▶ **AIM OF THE TASK**: Once the records have been read, set every one down as it stands.

══ PROVIDED RECORDS

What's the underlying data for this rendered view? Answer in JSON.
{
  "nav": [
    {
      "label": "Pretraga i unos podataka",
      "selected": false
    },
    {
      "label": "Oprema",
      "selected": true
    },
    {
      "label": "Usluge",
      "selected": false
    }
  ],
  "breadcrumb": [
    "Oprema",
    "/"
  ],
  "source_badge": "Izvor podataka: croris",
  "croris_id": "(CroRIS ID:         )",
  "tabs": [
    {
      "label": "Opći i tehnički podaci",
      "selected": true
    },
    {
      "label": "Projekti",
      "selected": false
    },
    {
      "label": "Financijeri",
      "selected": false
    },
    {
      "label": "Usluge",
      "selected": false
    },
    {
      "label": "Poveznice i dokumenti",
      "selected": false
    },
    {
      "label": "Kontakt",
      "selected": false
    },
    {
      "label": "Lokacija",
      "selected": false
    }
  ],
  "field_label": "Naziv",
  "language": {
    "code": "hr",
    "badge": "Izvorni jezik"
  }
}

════

▶ **TASK ANSWER**:
What's the underlying data for this rendered view? Answer in JSON.
{
  "nav": [
    {
      "label": "Pretraga i unos podataka",
      "selected": false
    },
    {
      "label": "Oprema",
      "selected": true
    },
    {
      "label": "Usluge",
      "selected": false
    }
  ],
  "breadcrumb": [
    "Oprema",
    "/"
  ],
  "source_badge": "Izvor podataka: croris",
  "croris_id": "(CroRIS ID:         )",
  "tabs": [
    {
      "label": "Opći i tehnički podaci",
      "selected": true
    },
    {
      "label": "Projekti",
      "selected": false
    },
    {
      "label": "Financijeri",
      "selected": false
    },
    {
      "label": "Usluge",
      "selected": false
    },
    {
      "label": "Poveznice i dokumenti",
      "selected": false
    },
    {
      "label": "Kontakt",
      "selected": false
    },
    {
      "label": "Lokacija",
      "selected": false
    }
  ],
  "field_label": "Naziv",
  "language": {
    "code": "hr",
    "badge": "Izvorni jezik"
  }
}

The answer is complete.